• **REQUIREMENT**: Count up the lines below in which the string "JSON" appears. The reply should be that number alone.
== Segment start ==
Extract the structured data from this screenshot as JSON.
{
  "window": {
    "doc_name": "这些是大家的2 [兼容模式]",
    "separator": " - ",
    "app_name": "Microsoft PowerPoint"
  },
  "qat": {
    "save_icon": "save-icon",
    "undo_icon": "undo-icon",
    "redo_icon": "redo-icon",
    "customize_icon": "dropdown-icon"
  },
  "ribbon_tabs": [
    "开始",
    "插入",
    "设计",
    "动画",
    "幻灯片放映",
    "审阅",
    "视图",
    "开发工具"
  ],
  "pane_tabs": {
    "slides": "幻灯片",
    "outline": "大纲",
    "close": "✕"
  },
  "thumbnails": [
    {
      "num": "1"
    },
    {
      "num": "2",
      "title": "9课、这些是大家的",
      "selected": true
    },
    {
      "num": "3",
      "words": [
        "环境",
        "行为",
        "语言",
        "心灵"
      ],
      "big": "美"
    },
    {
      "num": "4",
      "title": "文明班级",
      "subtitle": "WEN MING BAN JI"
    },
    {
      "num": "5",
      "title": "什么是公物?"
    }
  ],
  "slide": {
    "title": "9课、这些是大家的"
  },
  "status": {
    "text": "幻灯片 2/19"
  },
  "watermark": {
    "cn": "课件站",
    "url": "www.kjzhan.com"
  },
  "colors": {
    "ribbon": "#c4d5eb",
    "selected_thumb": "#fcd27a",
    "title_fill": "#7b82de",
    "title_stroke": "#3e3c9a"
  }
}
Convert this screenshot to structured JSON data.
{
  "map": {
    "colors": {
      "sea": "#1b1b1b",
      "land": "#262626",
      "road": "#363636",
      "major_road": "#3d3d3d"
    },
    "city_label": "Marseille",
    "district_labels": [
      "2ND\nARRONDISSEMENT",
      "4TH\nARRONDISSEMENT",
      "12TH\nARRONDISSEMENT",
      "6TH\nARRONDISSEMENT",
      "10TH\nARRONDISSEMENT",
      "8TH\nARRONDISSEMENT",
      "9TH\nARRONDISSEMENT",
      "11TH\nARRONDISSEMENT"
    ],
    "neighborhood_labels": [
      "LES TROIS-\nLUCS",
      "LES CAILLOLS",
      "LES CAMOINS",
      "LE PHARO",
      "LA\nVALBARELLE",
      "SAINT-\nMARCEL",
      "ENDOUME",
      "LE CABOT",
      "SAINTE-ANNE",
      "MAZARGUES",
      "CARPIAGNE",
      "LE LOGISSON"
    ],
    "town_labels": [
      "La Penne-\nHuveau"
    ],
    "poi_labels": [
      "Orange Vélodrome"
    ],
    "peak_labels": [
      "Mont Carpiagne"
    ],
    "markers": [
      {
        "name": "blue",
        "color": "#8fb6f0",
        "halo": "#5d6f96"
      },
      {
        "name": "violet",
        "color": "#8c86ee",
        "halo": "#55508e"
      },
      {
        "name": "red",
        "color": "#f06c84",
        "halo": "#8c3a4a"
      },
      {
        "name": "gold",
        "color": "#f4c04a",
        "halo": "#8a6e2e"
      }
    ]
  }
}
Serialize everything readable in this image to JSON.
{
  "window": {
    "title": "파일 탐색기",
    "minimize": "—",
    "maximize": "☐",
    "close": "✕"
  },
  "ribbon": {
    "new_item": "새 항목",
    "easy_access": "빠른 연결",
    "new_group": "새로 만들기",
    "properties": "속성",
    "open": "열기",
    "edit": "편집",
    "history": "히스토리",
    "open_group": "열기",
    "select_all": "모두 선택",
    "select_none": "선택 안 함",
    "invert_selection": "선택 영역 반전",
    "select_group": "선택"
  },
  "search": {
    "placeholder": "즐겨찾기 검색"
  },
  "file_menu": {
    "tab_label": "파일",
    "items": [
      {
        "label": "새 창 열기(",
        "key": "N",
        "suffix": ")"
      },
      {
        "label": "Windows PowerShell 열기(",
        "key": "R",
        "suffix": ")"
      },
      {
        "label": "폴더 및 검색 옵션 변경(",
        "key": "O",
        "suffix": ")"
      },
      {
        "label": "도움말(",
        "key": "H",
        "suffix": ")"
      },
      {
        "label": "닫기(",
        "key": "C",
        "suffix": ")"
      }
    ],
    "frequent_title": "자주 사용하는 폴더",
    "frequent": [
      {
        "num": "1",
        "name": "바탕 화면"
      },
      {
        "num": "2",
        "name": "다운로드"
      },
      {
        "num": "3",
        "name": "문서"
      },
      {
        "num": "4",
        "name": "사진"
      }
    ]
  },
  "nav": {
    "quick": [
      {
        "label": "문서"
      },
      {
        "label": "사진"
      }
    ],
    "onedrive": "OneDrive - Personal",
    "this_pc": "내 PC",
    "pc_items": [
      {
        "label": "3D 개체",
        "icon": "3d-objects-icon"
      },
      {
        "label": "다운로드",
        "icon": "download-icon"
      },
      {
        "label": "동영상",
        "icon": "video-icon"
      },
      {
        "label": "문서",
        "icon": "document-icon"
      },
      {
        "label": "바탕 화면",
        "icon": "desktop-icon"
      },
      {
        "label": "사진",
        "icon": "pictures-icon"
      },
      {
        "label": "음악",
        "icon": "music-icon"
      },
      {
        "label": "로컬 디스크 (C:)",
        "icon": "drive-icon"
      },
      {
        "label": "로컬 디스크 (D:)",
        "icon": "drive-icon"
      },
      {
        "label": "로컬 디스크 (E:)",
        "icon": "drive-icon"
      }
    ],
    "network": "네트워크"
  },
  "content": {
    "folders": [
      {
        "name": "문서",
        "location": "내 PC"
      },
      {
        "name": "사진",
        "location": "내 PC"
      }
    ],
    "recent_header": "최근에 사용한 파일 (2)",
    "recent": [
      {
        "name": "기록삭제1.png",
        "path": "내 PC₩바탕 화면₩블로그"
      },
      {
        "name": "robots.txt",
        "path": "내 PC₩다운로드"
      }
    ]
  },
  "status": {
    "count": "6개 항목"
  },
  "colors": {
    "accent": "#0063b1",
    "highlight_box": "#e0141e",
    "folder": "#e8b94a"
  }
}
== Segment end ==
• **SOLUTION BELOW**: 3